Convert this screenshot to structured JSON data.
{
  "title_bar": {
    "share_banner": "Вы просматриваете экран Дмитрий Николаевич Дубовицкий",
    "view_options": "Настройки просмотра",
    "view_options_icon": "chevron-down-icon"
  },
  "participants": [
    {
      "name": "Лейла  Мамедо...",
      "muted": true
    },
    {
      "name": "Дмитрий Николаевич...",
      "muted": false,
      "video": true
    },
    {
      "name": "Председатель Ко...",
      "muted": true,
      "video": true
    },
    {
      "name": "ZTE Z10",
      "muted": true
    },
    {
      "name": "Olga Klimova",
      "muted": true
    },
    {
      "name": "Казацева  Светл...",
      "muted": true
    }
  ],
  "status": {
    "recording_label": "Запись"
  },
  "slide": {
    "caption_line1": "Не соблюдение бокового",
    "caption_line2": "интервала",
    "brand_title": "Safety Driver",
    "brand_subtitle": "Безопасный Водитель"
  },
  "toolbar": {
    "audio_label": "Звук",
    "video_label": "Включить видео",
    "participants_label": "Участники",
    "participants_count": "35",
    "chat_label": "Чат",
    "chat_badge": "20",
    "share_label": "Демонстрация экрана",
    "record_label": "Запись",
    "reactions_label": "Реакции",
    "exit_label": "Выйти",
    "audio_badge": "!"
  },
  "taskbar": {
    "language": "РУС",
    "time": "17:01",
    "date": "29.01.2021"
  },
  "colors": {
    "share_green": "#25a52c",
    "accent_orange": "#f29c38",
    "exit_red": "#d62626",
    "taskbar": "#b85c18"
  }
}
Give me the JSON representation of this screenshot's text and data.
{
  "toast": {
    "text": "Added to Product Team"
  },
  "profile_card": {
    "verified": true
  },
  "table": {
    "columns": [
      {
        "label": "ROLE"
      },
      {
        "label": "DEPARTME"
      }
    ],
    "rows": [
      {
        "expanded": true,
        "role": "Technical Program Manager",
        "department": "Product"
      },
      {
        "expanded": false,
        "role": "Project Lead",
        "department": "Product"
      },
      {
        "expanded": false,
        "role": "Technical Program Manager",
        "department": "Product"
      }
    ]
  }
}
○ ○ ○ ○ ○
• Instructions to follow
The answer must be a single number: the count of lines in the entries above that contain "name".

• Answer area
6